Doing back through the test the port, there are more errors. Some of the errors that need to be tackled from here will have to do with freetype, X11 and pkgconfig. First tackling pkgconfig, which is simple. I need to add it to the USES.

USES= gmake pkgconfig

This should take care of pkgconfig. Next, freetype, which is also simple. Freetype is a build dependency. Below the FPC_EQUIVALENT line and above LICENSE I add

BUILD_DEPENDS= freetype:primary:standard

Originally, I had freetype:complete:standard but on advice from my friend, I don't need complete. Complete will pull docs and other things, in this case, I only need to get the code to compile and use to build.

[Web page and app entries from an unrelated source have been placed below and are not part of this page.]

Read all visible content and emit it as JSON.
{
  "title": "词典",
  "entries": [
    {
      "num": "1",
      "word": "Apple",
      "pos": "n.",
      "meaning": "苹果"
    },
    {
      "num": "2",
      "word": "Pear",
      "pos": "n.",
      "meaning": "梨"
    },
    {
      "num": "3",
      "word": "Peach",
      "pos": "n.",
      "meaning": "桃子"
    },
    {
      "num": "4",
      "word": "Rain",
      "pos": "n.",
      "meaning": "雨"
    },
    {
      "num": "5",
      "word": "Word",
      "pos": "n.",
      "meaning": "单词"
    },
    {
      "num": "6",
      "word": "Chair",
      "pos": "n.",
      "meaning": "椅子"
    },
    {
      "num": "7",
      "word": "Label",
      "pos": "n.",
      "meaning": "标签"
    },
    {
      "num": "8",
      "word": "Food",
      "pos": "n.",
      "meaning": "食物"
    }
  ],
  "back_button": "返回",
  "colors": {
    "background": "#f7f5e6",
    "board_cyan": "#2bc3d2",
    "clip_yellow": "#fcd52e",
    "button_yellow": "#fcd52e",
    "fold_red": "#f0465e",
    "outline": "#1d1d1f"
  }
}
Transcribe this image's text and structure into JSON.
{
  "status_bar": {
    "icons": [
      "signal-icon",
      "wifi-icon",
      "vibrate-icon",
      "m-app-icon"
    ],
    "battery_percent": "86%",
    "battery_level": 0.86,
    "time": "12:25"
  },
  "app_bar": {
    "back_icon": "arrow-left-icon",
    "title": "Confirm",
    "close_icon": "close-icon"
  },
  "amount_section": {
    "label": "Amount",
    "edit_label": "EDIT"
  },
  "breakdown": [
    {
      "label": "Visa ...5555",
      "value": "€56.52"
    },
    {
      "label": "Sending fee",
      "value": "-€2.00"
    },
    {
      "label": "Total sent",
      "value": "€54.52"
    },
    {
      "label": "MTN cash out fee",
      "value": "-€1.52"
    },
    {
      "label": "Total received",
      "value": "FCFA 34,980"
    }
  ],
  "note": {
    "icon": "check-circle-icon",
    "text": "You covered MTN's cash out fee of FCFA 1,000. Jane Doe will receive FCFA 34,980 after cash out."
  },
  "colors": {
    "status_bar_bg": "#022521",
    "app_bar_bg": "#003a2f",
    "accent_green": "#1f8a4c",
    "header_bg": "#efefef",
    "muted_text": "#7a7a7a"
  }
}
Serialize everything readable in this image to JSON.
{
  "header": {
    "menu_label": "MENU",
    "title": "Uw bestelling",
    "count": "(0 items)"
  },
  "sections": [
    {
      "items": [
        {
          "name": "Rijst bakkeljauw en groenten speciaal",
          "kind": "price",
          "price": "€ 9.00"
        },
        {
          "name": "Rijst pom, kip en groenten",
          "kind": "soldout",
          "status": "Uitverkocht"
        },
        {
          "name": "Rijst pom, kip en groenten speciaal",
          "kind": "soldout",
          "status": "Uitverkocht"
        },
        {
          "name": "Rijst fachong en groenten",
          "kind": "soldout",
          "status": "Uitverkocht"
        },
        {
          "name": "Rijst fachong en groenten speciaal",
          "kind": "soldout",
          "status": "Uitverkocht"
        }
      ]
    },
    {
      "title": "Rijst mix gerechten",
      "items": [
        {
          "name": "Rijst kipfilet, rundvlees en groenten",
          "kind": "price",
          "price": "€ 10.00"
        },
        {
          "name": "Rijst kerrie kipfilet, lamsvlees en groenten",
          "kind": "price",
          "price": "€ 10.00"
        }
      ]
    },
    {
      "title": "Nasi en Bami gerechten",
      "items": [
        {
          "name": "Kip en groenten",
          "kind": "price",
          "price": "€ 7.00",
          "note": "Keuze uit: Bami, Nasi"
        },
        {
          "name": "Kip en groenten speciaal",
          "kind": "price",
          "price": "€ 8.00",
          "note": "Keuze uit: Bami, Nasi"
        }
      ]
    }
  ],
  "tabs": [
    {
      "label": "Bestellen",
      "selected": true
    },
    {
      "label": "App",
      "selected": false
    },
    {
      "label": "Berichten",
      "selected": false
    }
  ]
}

Next to tackle is X11. Looking at the fluxbox specification, I noticed a line with XORG_COMPONENTS So, I added that to my specification and just the pieces from X11 that I knew I needed to compile.

Lastly, need to take a look at the full patch.

--- config.mk.orig	2022-10-04 19:38:18.000000000 +0200
+++ config.mk	2023-01-12 19:21:22.682277000 +0100
@@ -4,11 +4,11 @@
# Customize below to fit your system
# Paths
-PREFIX = /usr/local
MANPREFIX = ${PREFIX}/share/man
-X11INC = /usr/X11R6/include
-X11LIB = /usr/X11R6/lib
+X11INC = __PREFIX__/include/X11
+X11LIB = __PREFIX__/lib/X11
# Xinerama, comment if you don't want it
XINERAMALIBS  = -lXinerama
@@ -16,7 +16,7 @@
# freetype
FREETYPELIBS = -lfontconfig -lXft
-FREETYPEINC = /usr/include/freetype2
+FREETYPEINC = __PREFIX__/include/freetype2
# OpenBSD (uncomment)
#FREETYPEINC = ${X11INC}/freetype2

This is the full patch that was needed. One important thing to point out here are the modifications for X11INC and X11LIB. The paths need to be changed to reference the X11 components of Ravenports, which we get from the XORG_COMPONENTS is my understanding. So, I am not building against the normal /usr/X11R7 since I am building in the Ravenports environment.

Running the test, it will still fail, but that is because I am missing one more component. I don't have a manifest file. Luckily, we can rely on Ravenports generating this for free. I can also manually generate it, but, why not be lazy? The manifest for the build is located in /var/ravenports/primary/manifest. I copy that into my manifest folder and rename it to plist.single.

Running the test again........ SUCCESS! It builds. Now install it and test it.... IT WORKS! I now have a working port for dwm for Ravenports.